Measurements (in mm) and indices: TL 5.80-6.20; HL 0.8-0.88; HW 1.04-1.12; EL 0.40-0.44; PW 1.04-1.16; PeW 0.52-0.54; PpW 0.52-0.58; HBaL 0.48-0.54; HBaW 0.11-0.12; CI 123.8-127.3; PI 96.5-103.7; PPeI 192.6-223.1; PPpI 179.3-207.7; HBaI 22.2-22.9.

Type Material

Syntype Specimen Labels

de Andrade and Baroni Urbani (1999) - Worker and soldier. Type locality: San Salvador (Paraguay). Type material: lectotype worker (designated by Kempf, 1958 a: 20) labelled: first label (handwriting of Emery) “Cryptocerus pilosus Em, n. sp.”, second label “Paracryptocerus (H.) pilosus (Emery), Lectotype”, third label (typewritten) “Paracryptocerus pilosus record in type book under 60990”, in the National Museum of Natural History; 2 soldiers, 2 small soldiers and 5 workers (all paratypes) labelled “Paraguay, Bohls” in Museo Civico di Storia Naturale, Genoa, and 2 workers and 1 soldier (all paratypes) labelled “Cryptocerus pilosus Em., Paraguay”, in Musee d'Histoire Naturelle Genève, all examined.


References based on Global Ant Biodiversity Informatics

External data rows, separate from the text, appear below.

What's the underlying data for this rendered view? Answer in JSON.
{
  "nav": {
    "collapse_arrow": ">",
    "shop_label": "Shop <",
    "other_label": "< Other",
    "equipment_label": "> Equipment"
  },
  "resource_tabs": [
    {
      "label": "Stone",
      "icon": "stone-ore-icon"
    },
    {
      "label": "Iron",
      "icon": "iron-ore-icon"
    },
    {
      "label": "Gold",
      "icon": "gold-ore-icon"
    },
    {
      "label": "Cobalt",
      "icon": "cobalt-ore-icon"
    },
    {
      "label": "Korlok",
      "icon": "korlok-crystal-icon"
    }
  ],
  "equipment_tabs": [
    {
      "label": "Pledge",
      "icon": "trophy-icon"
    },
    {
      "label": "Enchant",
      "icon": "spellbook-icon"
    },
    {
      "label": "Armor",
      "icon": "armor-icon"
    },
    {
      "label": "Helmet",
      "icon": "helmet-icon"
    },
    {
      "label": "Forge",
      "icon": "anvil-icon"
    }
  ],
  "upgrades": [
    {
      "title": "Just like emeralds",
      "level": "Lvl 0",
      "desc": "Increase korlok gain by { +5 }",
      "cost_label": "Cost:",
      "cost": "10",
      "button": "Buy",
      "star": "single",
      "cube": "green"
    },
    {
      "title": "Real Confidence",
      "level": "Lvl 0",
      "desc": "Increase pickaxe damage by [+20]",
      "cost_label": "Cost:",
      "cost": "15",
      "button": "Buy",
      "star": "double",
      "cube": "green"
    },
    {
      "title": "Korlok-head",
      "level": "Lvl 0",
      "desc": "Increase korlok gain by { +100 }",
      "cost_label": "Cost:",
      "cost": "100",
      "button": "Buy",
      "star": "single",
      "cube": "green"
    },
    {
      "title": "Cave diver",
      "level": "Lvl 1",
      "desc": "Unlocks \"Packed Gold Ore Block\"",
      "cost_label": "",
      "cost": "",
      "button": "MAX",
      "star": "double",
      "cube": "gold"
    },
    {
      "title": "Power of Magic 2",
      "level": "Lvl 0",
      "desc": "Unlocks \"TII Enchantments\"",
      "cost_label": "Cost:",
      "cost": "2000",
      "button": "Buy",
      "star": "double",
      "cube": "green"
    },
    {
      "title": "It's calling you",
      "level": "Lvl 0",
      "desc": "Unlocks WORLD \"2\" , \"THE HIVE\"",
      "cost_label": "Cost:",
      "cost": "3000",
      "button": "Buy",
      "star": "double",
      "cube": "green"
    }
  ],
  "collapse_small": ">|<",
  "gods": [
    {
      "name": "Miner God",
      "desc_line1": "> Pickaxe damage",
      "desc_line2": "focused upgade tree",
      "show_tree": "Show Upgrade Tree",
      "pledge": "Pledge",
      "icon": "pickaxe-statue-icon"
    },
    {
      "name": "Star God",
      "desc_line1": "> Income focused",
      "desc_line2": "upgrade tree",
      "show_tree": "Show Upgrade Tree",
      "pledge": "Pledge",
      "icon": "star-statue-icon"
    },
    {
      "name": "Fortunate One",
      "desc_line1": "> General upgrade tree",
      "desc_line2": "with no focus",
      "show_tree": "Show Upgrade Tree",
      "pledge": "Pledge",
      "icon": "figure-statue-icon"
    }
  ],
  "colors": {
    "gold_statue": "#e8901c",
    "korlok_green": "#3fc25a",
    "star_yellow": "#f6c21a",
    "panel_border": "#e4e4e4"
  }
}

  • Brandao, C.R.F. 1991. Adendos ao catalogo abreviado das formigas da regiao neotropical (Hymenoptera: Formicidae). Rev. Bras. Entomol. 35: 319-412.
  • Cuezzo, F. 1998. Formicidae. Chapter 42 in Morrone J.J., and S. Coscaron (dirs) Biodiversidad de artropodos argentinos: una perspectiva biotaxonomica Ediciones Sur, La Plata. Pages 452-462.
  • Fernández, F. and S. Sendoya. 2004. Lista de las hormigas neotropicales. Biota Colombiana Volume 5, Number 1.
  • Kempf W. W. 1963. Nota sinonímica acêrca de formigas da tribo Cephalotini (Hymenoptera, Formicidae). Revista Brasileira de Biologia 23: 435-438.
  • Kempf W. W. 1978. A preliminary zoogeographical analysis of a regional ant fauna in Latin America. 114. Studia Entomologica 20: 43-62.
  • Kempf, W.W. 1972. Catalago abreviado das formigas da regiao Neotropical (Hym. Formicidae) Studia Entomologica 15(1-4).
  • Kusnezov N. 1978. Hormigas argentinas: clave para su identificación. Miscelánea. Instituto Miguel Lillo 61:1-147 + 28 pl.
  • Pires de Prado L., R. M. Feitosa, S. Pinzon Triana, J. A. Munoz Gutierrez, G. X. Rousseau, R. Alves Silva, G. M. Siqueira, C. L. Caldas dos Santos, F. Veras Silva, T. Sanches Ranzani da Silva, A. Casadei-Ferreira, R. Rosa da Silva, and J. Andrade-Silva. 2019. An overview of the ant fauna (Hymenoptera: Formicidae) of the state of Maranhao, Brazil. Pap. Avulsos Zool. 59: e20195938.
  • Santschi F. 1921. Quelques nouveaux Cryptocerus de l'Argentine et pays voisins. Anales de la Sociedad Cientifica Argentina 92: 124-128.
  • Wheeler W. M. 1942. Studies of Neotropical ant-plants and their ants. Bulletin of the Museum of Comparative Zoology 90: 1-262.
  • de Andrade, M.L. & C. Baroni Urbani. 1999. Diversity and Adaptation in the ant genus Cephalotes, past and present. Stuttgarter Beitrage zur Naturkunde Serie B 271. 893 pages, Stuttgart